RECORDS FOR THIS EXERCISE Block Start
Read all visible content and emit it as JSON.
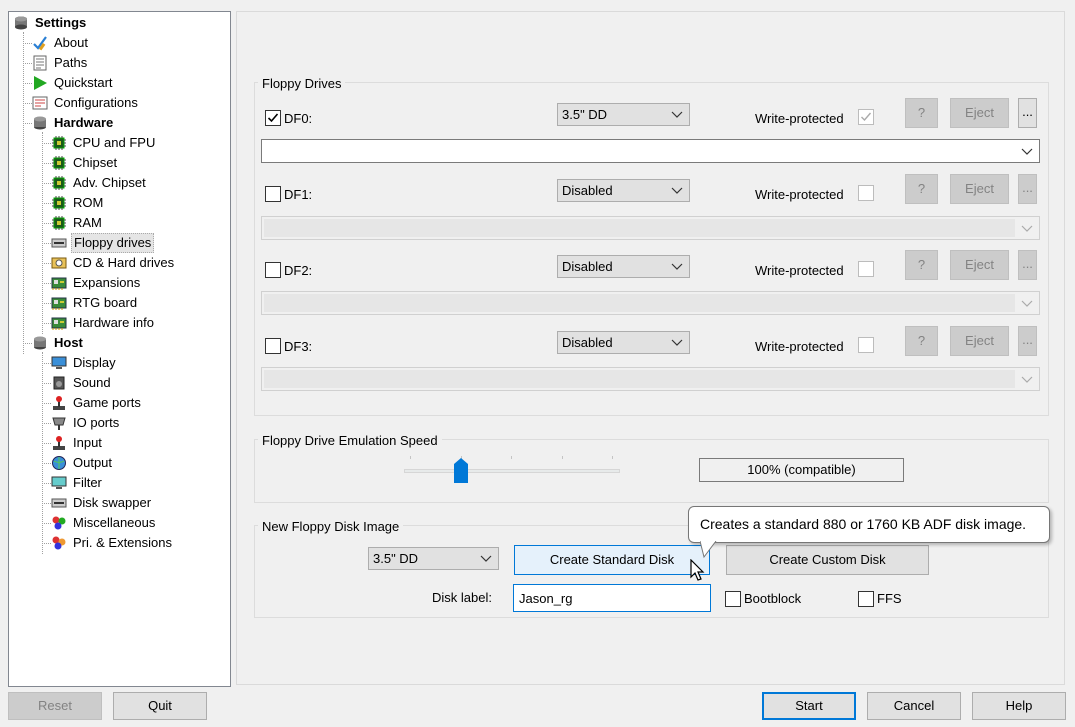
{
  "tree": {
    "root": "Settings",
    "items": [
      {
        "label": "About"
      },
      {
        "label": "Paths"
      },
      {
        "label": "Quickstart"
      },
      {
        "label": "Configurations"
      },
      {
        "label": "Hardware"
      },
      {
        "label": "CPU and FPU"
      },
      {
        "label": "Chipset"
      },
      {
        "label": "Adv. Chipset"
      },
      {
        "label": "ROM"
      },
      {
        "label": "RAM"
      },
      {
        "label": "Floppy drives"
      },
      {
        "label": "CD & Hard drives"
      },
      {
        "label": "Expansions"
      },
      {
        "label": "RTG board"
      },
      {
        "label": "Hardware info"
      },
      {
        "label": "Host"
      },
      {
        "label": "Display"
      },
      {
        "label": "Sound"
      },
      {
        "label": "Game ports"
      },
      {
        "label": "IO ports"
      },
      {
        "label": "Input"
      },
      {
        "label": "Output"
      },
      {
        "label": "Filter"
      },
      {
        "label": "Disk swapper"
      },
      {
        "label": "Miscellaneous"
      },
      {
        "label": "Pri. & Extensions"
      }
    ],
    "selected": "Floppy drives"
  },
  "floppy_drives": {
    "title": "Floppy Drives",
    "write_protected_label": "Write-protected",
    "info_label": "?",
    "eject_label": "Eject",
    "browse_label": "...",
    "drives": [
      {
        "name": "DF0:",
        "enabled": true,
        "type": "3.5\" DD",
        "write_protected": true,
        "path": ""
      },
      {
        "name": "DF1:",
        "enabled": false,
        "type": "Disabled",
        "write_protected": false,
        "path": ""
      },
      {
        "name": "DF2:",
        "enabled": false,
        "type": "Disabled",
        "write_protected": false,
        "path": ""
      },
      {
        "name": "DF3:",
        "enabled": false,
        "type": "Disabled",
        "write_protected": false,
        "path": ""
      }
    ]
  },
  "emulation_speed": {
    "title": "Floppy Drive Emulation Speed",
    "value_text": "100% (compatible)",
    "slider_level": 1,
    "slider_max": 4
  },
  "new_disk": {
    "title": "New Floppy Disk Image",
    "type": "3.5\" DD",
    "create_standard_label": "Create Standard Disk",
    "create_custom_label": "Create Custom Disk",
    "disk_label_caption": "Disk label:",
    "disk_label_value": "Jason_rg",
    "bootblock_label": "Bootblock",
    "ffs_label": "FFS",
    "bootblock_checked": false,
    "ffs_checked": false
  },
  "tooltip": {
    "text": "Creates a standard 880 or 1760 KB ADF disk image."
  },
  "footer": {
    "reset_label": "Reset",
    "quit_label": "Quit",
    "start_label": "Start",
    "cancel_label": "Cancel",
    "help_label": "Help"
  },
  "colors": {
    "accent": "#0078d7",
    "checkmark": "#000000",
    "quickstart_green": "#22a822"
  }
}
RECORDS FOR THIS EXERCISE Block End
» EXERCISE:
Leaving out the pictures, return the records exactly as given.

» OUTPUT:
Read all visible content and emit it as JSON.
{
  "tree": {
    "root": "Settings",
    "items": [
      {
        "label": "About"
      },
      {
        "label": "Paths"
      },
      {
        "label": "Quickstart"
      },
      {
        "label": "Configurations"
      },
      {
        "label": "Hardware"
      },
      {
        "label": "CPU and FPU"
      },
      {
        "label": "Chipset"
      },
      {
        "label": "Adv. Chipset"
      },
      {
        "label": "ROM"
      },
      {
        "label": "RAM"
      },
      {
        "label": "Floppy drives"
      },
      {
        "label": "CD & Hard drives"
      },
      {
        "label": "Expansions"
      },
      {
        "label": "RTG board"
      },
      {
        "label": "Hardware info"
      },
      {
        "label": "Host"
      },
      {
        "label": "Display"
      },
      {
        "label": "Sound"
      },
      {
        "label": "Game ports"
      },
      {
        "label": "IO ports"
      },
      {
        "label": "Input"
      },
      {
        "label": "Output"
      },
      {
        "label": "Filter"
      },
      {
        "label": "Disk swapper"
      },
      {
        "label": "Miscellaneous"
      },
      {
        "label": "Pri. & Extensions"
      }
    ],
    "selected": "Floppy drives"
  },
  "floppy_drives": {
    "title": "Floppy Drives",
    "write_protected_label": "Write-protected",
    "info_label": "?",
    "eject_label": "Eject",
    "browse_label": "...",
    "drives": [
      {
        "name": "DF0:",
        "enabled": true,
        "type": "3.5\" DD",
        "write_protected": true,
        "path": ""
      },
      {
        "name": "DF1:",
        "enabled": false,
        "type": "Disabled",
        "write_protected": false,
        "path": ""
      },
      {
        "name": "DF2:",
        "enabled": false,
        "type": "Disabled",
        "write_protected": false,
        "path": ""
      },
      {
        "name": "DF3:",
        "enabled": false,
        "type": "Disabled",
        "write_protected": false,
        "path": ""
      }
    ]
  },
  "emulation_speed": {
    "title": "Floppy Drive Emulation Speed",
    "value_text": "100% (compatible)",
    "slider_level": 1,
    "slider_max": 4
  },
  "new_disk": {
    "title": "New Floppy Disk Image",
    "type": "3.5\" DD",
    "create_standard_label": "Create Standard Disk",
    "create_custom_label": "Create Custom Disk",
    "disk_label_caption": "Disk label:",
    "disk_label_value": "Jason_rg",
    "bootblock_label": "Bootblock",
    "ffs_label": "FFS",
    "bootblock_checked": false,
    "ffs_checked": false
  },
  "tooltip": {
    "text": "Creates a standard 880 or 1760 KB ADF disk image."
  },
  "footer": {
    "reset_label": "Reset",
    "quit_label": "Quit",
    "start_label": "Start",
    "cancel_label": "Cancel",
    "help_label": "Help"
  },
  "colors": {
    "accent": "#0078d7",
    "checkmark": "#000000",
    "quickstart_green": "#22a822"
  }
}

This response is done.